What to work on » Please restate each entry below, word for word.

>>

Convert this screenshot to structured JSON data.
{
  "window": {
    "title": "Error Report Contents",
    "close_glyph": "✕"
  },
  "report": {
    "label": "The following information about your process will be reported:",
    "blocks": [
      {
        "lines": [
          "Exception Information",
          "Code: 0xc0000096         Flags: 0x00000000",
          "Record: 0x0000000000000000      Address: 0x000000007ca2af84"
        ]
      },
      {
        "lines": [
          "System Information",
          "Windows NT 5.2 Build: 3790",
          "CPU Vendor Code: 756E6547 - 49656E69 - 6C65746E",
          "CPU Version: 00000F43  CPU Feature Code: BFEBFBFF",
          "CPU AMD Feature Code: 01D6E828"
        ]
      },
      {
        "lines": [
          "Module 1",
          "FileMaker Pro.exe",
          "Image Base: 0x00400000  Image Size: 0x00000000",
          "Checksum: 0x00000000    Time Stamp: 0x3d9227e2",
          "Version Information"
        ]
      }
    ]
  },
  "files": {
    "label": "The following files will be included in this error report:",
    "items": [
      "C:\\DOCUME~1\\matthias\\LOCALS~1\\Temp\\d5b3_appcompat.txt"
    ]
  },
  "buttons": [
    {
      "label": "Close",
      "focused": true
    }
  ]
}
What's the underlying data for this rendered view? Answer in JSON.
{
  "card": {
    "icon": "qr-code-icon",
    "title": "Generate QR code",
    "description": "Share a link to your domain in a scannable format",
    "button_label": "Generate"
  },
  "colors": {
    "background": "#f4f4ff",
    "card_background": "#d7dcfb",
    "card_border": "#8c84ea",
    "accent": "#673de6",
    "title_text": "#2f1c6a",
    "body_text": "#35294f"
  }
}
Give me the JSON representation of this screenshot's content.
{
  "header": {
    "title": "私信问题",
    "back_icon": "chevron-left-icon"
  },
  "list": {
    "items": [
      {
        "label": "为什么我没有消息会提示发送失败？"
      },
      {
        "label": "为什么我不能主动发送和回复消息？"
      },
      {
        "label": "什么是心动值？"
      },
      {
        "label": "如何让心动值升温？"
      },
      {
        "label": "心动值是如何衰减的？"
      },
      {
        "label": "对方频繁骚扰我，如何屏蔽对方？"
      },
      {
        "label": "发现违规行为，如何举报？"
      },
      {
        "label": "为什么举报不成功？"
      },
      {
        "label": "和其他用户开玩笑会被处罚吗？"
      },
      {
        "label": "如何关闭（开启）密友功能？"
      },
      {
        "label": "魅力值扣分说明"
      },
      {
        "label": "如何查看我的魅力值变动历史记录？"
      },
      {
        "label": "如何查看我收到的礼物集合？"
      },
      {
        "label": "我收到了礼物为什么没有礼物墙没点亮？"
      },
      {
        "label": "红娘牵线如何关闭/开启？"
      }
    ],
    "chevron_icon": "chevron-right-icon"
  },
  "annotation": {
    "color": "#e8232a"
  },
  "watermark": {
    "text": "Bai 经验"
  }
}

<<

Output for this task »
Convert this screenshot to structured JSON data.
{
  "window": {
    "title": "Error Report Contents",
    "close_glyph": "✕"
  },
  "report": {
    "label": "The following information about your process will be reported:",
    "blocks": [
      {
        "lines": [
          "Exception Information",
          "Code: 0xc0000096         Flags: 0x00000000",
          "Record: 0x0000000000000000      Address: 0x000000007ca2af84"
        ]
      },
      {
        "lines": [
          "System Information",
          "Windows NT 5.2 Build: 3790",
          "CPU Vendor Code: 756E6547 - 49656E69 - 6C65746E",
          "CPU Version: 00000F43  CPU Feature Code: BFEBFBFF",
          "CPU AMD Feature Code: 01D6E828"
        ]
      },
      {
        "lines": [
          "Module 1",
          "FileMaker Pro.exe",
          "Image Base: 0x00400000  Image Size: 0x00000000",
          "Checksum: 0x00000000    Time Stamp: 0x3d9227e2",
          "Version Information"
        ]
      }
    ]
  },
  "files": {
    "label": "The following files will be included in this error report:",
    "items": [
      "C:\\DOCUME~1\\matthias\\LOCALS~1\\Temp\\d5b3_appcompat.txt"
    ]
  },
  "buttons": [
    {
      "label": "Close",
      "focused": true
    }
  ]
}
What's the underlying data for this rendered view? Answer in JSON.
{
  "card": {
    "icon": "qr-code-icon",
    "title": "Generate QR code",
    "description": "Share a link to your domain in a scannable format",
    "button_label": "Generate"
  },
  "colors": {
    "background": "#f4f4ff",
    "card_background": "#d7dcfb",
    "card_border": "#8c84ea",
    "accent": "#673de6",
    "title_text": "#2f1c6a",
    "body_text": "#35294f"
  }
}
Give me the JSON representation of this screenshot's content.
{
  "header": {
    "title": "私信问题",
    "back_icon": "chevron-left-icon"
  },
  "list": {
    "items": [
      {
        "label": "为什么我没有消息会提示发送失败？"
      },
      {
        "label": "为什么我不能主动发送和回复消息？"
      },
      {
        "label": "什么是心动值？"
      },
      {
        "label": "如何让心动值升温？"
      },
      {
        "label": "心动值是如何衰减的？"
      },
      {
        "label": "对方频繁骚扰我，如何屏蔽对方？"
      },
      {
        "label": "发现违规行为，如何举报？"
      },
      {
        "label": "为什么举报不成功？"
      },
      {
        "label": "和其他用户开玩笑会被处罚吗？"
      },
      {
        "label": "如何关闭（开启）密友功能？"
      },
      {
        "label": "魅力值扣分说明"
      },
      {
        "label": "如何查看我的魅力值变动历史记录？"
      },
      {
        "label": "如何查看我收到的礼物集合？"
      },
      {
        "label": "我收到了礼物为什么没有礼物墙没点亮？"
      },
      {
        "label": "红娘牵线如何关闭/开启？"
      }
    ],
    "chevron_icon": "chevron-right-icon"
  },
  "annotation": {
    "color": "#e8232a"
  },
  "watermark": {
    "text": "Bai 经验"
  }
}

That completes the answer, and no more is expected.